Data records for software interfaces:
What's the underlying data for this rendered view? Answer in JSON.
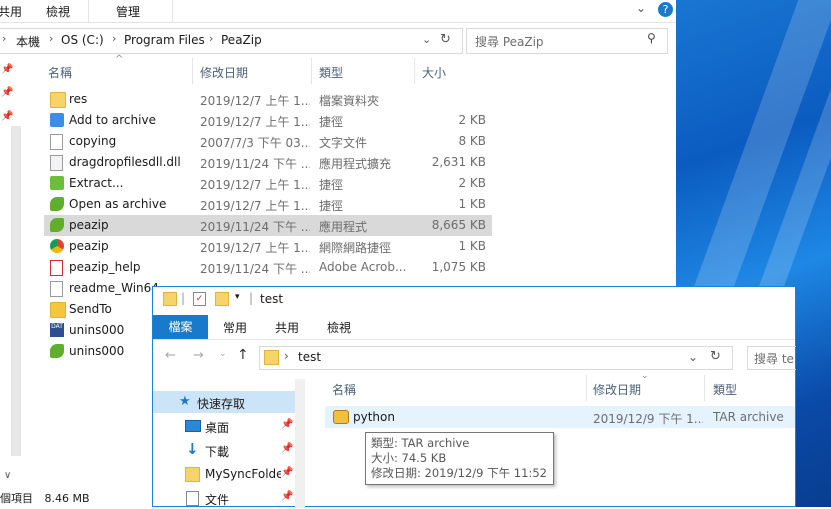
{
  "back_window": {
    "ribbon": {
      "tab_share_partial": "共用",
      "tab_view": "檢視",
      "tab_manage": "管理"
    },
    "address": {
      "crumbs": [
        "本機",
        "OS (C:)",
        "Program Files",
        "PeaZip"
      ]
    },
    "search": {
      "placeholder": "搜尋 PeaZip"
    },
    "columns": {
      "name": "名稱",
      "date": "修改日期",
      "type": "類型",
      "size": "大小"
    },
    "files": [
      {
        "name": "res",
        "date": "2019/12/7 上午 1...",
        "type": "檔案資料夾",
        "size": "",
        "icon": "folder-icon"
      },
      {
        "name": "Add to archive",
        "date": "2019/12/7 上午 1...",
        "type": "捷徑",
        "size": "2 KB",
        "icon": "shortcut-add-icon"
      },
      {
        "name": "copying",
        "date": "2007/7/3 下午 03...",
        "type": "文字文件",
        "size": "8 KB",
        "icon": "text-file-icon"
      },
      {
        "name": "dragdropfilesdll.dll",
        "date": "2019/11/24 下午 ...",
        "type": "應用程式擴充",
        "size": "2,631 KB",
        "icon": "dll-file-icon"
      },
      {
        "name": "Extract...",
        "date": "2019/12/7 上午 1...",
        "type": "捷徑",
        "size": "2 KB",
        "icon": "shortcut-extract-icon"
      },
      {
        "name": "Open as archive",
        "date": "2019/12/7 上午 1...",
        "type": "捷徑",
        "size": "1 KB",
        "icon": "shortcut-peazip-icon"
      },
      {
        "name": "peazip",
        "date": "2019/11/24 下午 ...",
        "type": "應用程式",
        "size": "8,665 KB",
        "icon": "peazip-app-icon",
        "selected": true
      },
      {
        "name": "peazip",
        "date": "2019/12/7 上午 1...",
        "type": "網際網路捷徑",
        "size": "1 KB",
        "icon": "chrome-shortcut-icon"
      },
      {
        "name": "peazip_help",
        "date": "2019/11/24 下午 ...",
        "type": "Adobe Acrob...",
        "size": "1,075 KB",
        "icon": "pdf-file-icon"
      },
      {
        "name": "readme_Win64",
        "date": "",
        "type": "",
        "size": "",
        "icon": "text-file-icon"
      },
      {
        "name": "SendTo",
        "date": "",
        "type": "",
        "size": "",
        "icon": "sendto-icon"
      },
      {
        "name": "unins000",
        "date": "",
        "type": "",
        "size": "",
        "icon": "dat-file-icon"
      },
      {
        "name": "unins000",
        "date": "",
        "type": "",
        "size": "",
        "icon": "peazip-app-icon"
      }
    ],
    "status_left": "個項目",
    "status_size": "8.46 MB"
  },
  "front_window": {
    "title": "test",
    "tabs": {
      "file": "檔案",
      "home": "常用",
      "share": "共用",
      "view": "檢視"
    },
    "address": {
      "crumb": "test"
    },
    "search": {
      "placeholder": "搜尋 te"
    },
    "nav": [
      {
        "label": "快速存取",
        "icon": "star-icon"
      },
      {
        "label": "桌面",
        "icon": "desktop-icon"
      },
      {
        "label": "下載",
        "icon": "download-icon"
      },
      {
        "label": "MySyncFolde",
        "icon": "folder-icon"
      },
      {
        "label": "文件",
        "icon": "documents-icon"
      }
    ],
    "columns": {
      "name": "名稱",
      "date": "修改日期",
      "type": "類型"
    },
    "file": {
      "name": "python",
      "date": "2019/12/9 下午 1...",
      "type": "TAR archive"
    },
    "tooltip": {
      "type_line": "類型: TAR archive",
      "size_line": "大小: 74.5 KB",
      "date_line": "修改日期: 2019/12/9 下午 11:52"
    }
  },
  "colors": {
    "accent": "#1979ca",
    "selection": "#d9d9d9",
    "hover": "#e5f3ff",
    "folder": "#f7d46a"
  }
}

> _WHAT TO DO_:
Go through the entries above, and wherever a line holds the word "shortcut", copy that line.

> _YOUR SOLUTION_:
        "icon": "shortcut-add-icon"
        "icon": "shortcut-extract-icon"
        "icon": "shortcut-peazip-icon"
        "icon": "chrome-shortcut-icon"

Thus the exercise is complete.